### Data in this exercise ###
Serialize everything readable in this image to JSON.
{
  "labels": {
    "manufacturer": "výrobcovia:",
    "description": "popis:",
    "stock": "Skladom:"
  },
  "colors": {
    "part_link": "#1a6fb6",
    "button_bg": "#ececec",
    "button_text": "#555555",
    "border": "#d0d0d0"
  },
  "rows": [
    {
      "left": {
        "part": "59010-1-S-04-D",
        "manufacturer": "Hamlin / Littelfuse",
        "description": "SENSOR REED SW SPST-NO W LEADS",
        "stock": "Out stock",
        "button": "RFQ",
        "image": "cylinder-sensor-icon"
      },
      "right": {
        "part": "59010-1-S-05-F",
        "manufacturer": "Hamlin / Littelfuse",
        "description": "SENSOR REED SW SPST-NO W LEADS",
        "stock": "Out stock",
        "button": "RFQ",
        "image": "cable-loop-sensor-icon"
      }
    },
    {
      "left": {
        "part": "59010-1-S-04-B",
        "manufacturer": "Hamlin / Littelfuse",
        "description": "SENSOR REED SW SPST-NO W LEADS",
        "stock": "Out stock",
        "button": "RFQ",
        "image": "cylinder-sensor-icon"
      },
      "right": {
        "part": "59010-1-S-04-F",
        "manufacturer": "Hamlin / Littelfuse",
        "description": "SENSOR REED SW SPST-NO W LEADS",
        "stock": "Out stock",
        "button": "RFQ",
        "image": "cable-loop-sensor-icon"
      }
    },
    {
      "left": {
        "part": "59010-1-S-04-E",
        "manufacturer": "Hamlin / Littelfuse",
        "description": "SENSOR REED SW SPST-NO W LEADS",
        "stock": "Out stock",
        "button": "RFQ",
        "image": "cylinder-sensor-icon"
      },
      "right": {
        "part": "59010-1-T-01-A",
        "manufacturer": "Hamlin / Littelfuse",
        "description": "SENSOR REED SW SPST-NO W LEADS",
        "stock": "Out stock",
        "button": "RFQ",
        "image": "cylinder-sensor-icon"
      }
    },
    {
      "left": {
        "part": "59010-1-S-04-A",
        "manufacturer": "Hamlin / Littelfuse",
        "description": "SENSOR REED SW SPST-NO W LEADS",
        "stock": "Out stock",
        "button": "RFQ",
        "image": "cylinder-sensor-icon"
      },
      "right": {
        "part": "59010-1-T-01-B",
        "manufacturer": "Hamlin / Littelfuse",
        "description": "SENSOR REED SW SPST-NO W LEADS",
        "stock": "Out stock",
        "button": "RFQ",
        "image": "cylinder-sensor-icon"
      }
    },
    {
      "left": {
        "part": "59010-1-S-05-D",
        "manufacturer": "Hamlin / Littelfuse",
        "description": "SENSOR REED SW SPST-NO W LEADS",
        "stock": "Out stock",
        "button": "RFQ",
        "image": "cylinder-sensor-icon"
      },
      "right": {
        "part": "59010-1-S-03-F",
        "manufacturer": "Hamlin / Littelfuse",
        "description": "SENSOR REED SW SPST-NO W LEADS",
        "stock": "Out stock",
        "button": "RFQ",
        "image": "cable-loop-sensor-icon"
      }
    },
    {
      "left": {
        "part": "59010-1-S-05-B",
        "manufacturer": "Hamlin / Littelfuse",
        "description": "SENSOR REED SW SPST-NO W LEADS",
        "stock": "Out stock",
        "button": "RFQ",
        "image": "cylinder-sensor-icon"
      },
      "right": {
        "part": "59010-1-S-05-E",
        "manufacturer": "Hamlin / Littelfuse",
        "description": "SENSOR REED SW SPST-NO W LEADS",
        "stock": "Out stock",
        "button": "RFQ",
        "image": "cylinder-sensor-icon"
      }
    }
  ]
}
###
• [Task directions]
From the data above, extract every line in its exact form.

• [Your response]
Serialize everything readable in this image to JSON.
{
  "labels": {
    "manufacturer": "výrobcovia:",
    "description": "popis:",
    "stock": "Skladom:"
  },
  "colors": {
    "part_link": "#1a6fb6",
    "button_bg": "#ececec",
    "button_text": "#555555",
    "border": "#d0d0d0"
  },
  "rows": [
    {
      "left": {
        "part": "59010-1-S-04-D",
        "manufacturer": "Hamlin / Littelfuse",
        "description": "SENSOR REED SW SPST-NO W LEADS",
        "stock": "Out stock",
        "button": "RFQ",
        "image": "cylinder-sensor-icon"
      },
      "right": {
        "part": "59010-1-S-05-F",
        "manufacturer": "Hamlin / Littelfuse",
        "description": "SENSOR REED SW SPST-NO W LEADS",
        "stock": "Out stock",
        "button": "RFQ",
        "image": "cable-loop-sensor-icon"
      }
    },
    {
      "left": {
        "part": "59010-1-S-04-B",
        "manufacturer": "Hamlin / Littelfuse",
        "description": "SENSOR REED SW SPST-NO W LEADS",
        "stock": "Out stock",
        "button": "RFQ",
        "image": "cylinder-sensor-icon"
      },
      "right": {
        "part": "59010-1-S-04-F",
        "manufacturer": "Hamlin / Littelfuse",
        "description": "SENSOR REED SW SPST-NO W LEADS",
        "stock": "Out stock",
        "button": "RFQ",
        "image": "cable-loop-sensor-icon"
      }
    },
    {
      "left": {
        "part": "59010-1-S-04-E",
        "manufacturer": "Hamlin / Littelfuse",
        "description": "SENSOR REED SW SPST-NO W LEADS",
        "stock": "Out stock",
        "button": "RFQ",
        "image": "cylinder-sensor-icon"
      },
      "right": {
        "part": "59010-1-T-01-A",
        "manufacturer": "Hamlin / Littelfuse",
        "description": "SENSOR REED SW SPST-NO W LEADS",
        "stock": "Out stock",
        "button": "RFQ",
        "image": "cylinder-sensor-icon"
      }
    },
    {
      "left": {
        "part": "59010-1-S-04-A",
        "manufacturer": "Hamlin / Littelfuse",
        "description": "SENSOR REED SW SPST-NO W LEADS",
        "stock": "Out stock",
        "button": "RFQ",
        "image": "cylinder-sensor-icon"
      },
      "right": {
        "part": "59010-1-T-01-B",
        "manufacturer": "Hamlin / Littelfuse",
        "description": "SENSOR REED SW SPST-NO W LEADS",
        "stock": "Out stock",
        "button": "RFQ",
        "image": "cylinder-sensor-icon"
      }
    },
    {
      "left": {
        "part": "59010-1-S-05-D",
        "manufacturer": "Hamlin / Littelfuse",
        "description": "SENSOR REED SW SPST-NO W LEADS",
        "stock": "Out stock",
        "button": "RFQ",
        "image": "cylinder-sensor-icon"
      },
      "right": {
        "part": "59010-1-S-03-F",
        "manufacturer": "Hamlin / Littelfuse",
        "description": "SENSOR REED SW SPST-NO W LEADS",
        "stock": "Out stock",
        "button": "RFQ",
        "image": "cable-loop-sensor-icon"
      }
    },
    {
      "left": {
        "part": "59010-1-S-05-B",
        "manufacturer": "Hamlin / Littelfuse",
        "description": "SENSOR REED SW SPST-NO W LEADS",
        "stock": "Out stock",
        "button": "RFQ",
        "image": "cylinder-sensor-icon"
      },
      "right": {
        "part": "59010-1-S-05-E",
        "manufacturer": "Hamlin / Littelfuse",
        "description": "SENSOR REED SW SPST-NO W LEADS",
        "stock": "Out stock",
        "button": "RFQ",
        "image": "cylinder-sensor-icon"
      }
    }
  ]
}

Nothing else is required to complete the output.